Brian Moore offers a forensic defence of the English scrum – and takes a close look at how their rivals’ rolling maul operates
Iwas wondering when the first Australian allegation of their opponents’ illegality would come – and sure enough it arrived early this week from their former coach Bob Dwyer. This sort of agenda-driven ‘analysis’ has been going on ever since I first played Australia in 1987 and it is no coincidence that it has arisen just before England play them.
It will probably appear with a different emphasis when Wales play the Aussies in their final pool game next Saturday.
Dwyer, who by the way I like immensely, has form for this sort of propaganda. In 1989, he accused the British and Irish Lions of being the dirtiest team in the history of rugby, claiming that we had actually planned the first punch-up in the second Test to the extent that referee René Hourquet was deliberately held down while the fight ensued.
And Dwyer was at it again when the Lions went to Australia in 2013, claiming the Lions scrummaged illegally by driving the hooker upwards. Strangely, he said this originated from England’s hooker Dylan Hartley, who was not even on that tour.
He added “illegal blocking on restarts” for good measure, finishing off with this forthright salvo: “One comment I’d like to make after having seen the Lions in action on tour is that it doesn’t come as any surprise they’re coached by a New Zealander because they play outside the laws of the game, as every New Zealand side does.”
Dwyer’s recent ire focused on the alleged illegality of England’s loosehead prop Joe Marler and his angle of drive in the scrum. This practice, he said, gave England the illusion of scrummaging legally while doing the opposite – and he urged tonight’s referee, Romain Poite, to look at this carefully when England play Australia.

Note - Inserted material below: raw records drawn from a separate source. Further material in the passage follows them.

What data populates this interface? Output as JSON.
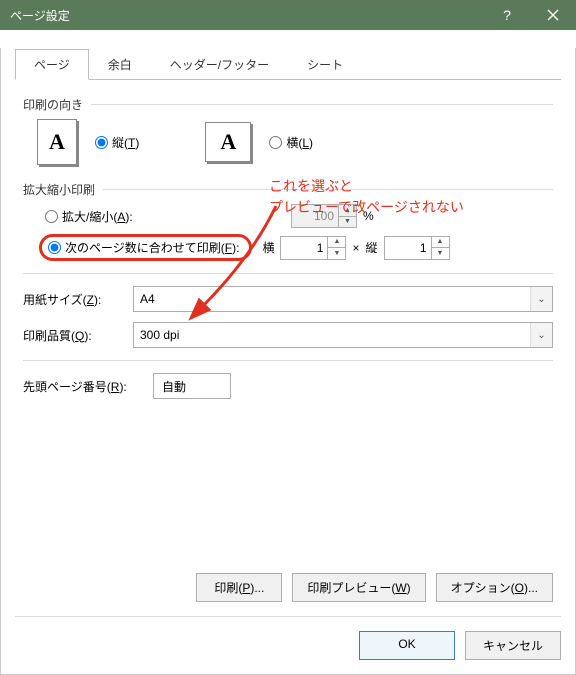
{
  "window": {
    "title": "ページ設定"
  },
  "tabs": {
    "page": "ページ",
    "margins": "余白",
    "header_footer": "ヘッダー/フッター",
    "sheet": "シート"
  },
  "orientation": {
    "group_label": "印刷の向き",
    "portrait_label": "縦(",
    "portrait_key": "T",
    "landscape_label": "横(",
    "landscape_key": "L",
    "close": ")"
  },
  "scaling": {
    "group_label": "拡大縮小印刷",
    "adjust_label": "拡大/縮小(",
    "adjust_key": "A",
    "adjust_close": "):",
    "adjust_value": "100",
    "percent": "%",
    "fit_label": "次のページ数に合わせて印刷(",
    "fit_key": "F",
    "fit_close": "):",
    "wide_label": "横",
    "wide_value": "1",
    "times": "×",
    "tall_label": "縦",
    "tall_value": "1"
  },
  "paper": {
    "size_label": "用紙サイズ(",
    "size_key": "Z",
    "size_close": "):",
    "size_value": "A4",
    "quality_label": "印刷品質(",
    "quality_key": "Q",
    "quality_close": "):",
    "quality_value": "300 dpi"
  },
  "firstpage": {
    "label": "先頭ページ番号(",
    "key": "R",
    "close": "):",
    "value": "自動"
  },
  "buttons": {
    "print": "印刷(",
    "print_key": "P",
    "print_close": ")...",
    "preview": "印刷プレビュー(",
    "preview_key": "W",
    "preview_close": ")",
    "options": "オプション(",
    "options_key": "O",
    "options_close": ")...",
    "ok": "OK",
    "cancel": "キャンセル"
  },
  "annotation": {
    "line1": "これを選ぶと",
    "line2": "プレビューで改ページされない"
  }
}
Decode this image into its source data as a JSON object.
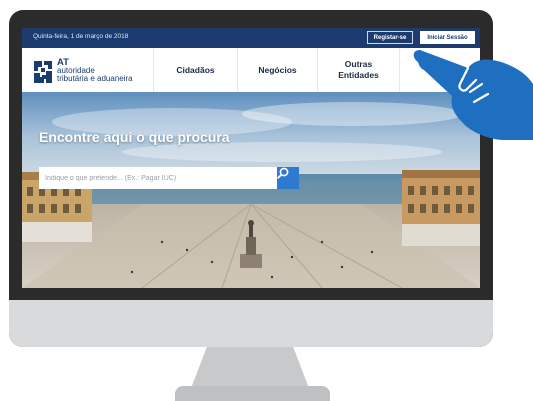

It has been conveniently supported by expert analysis on the Green and Gold website, which describes itself as being “for passionate followers of Australian rugby”. The founder and editor, Matt Rowley, calls himself “Under-9s Scrum Doctor”, probably right given his flawed analysis of Marler’s scrum technique.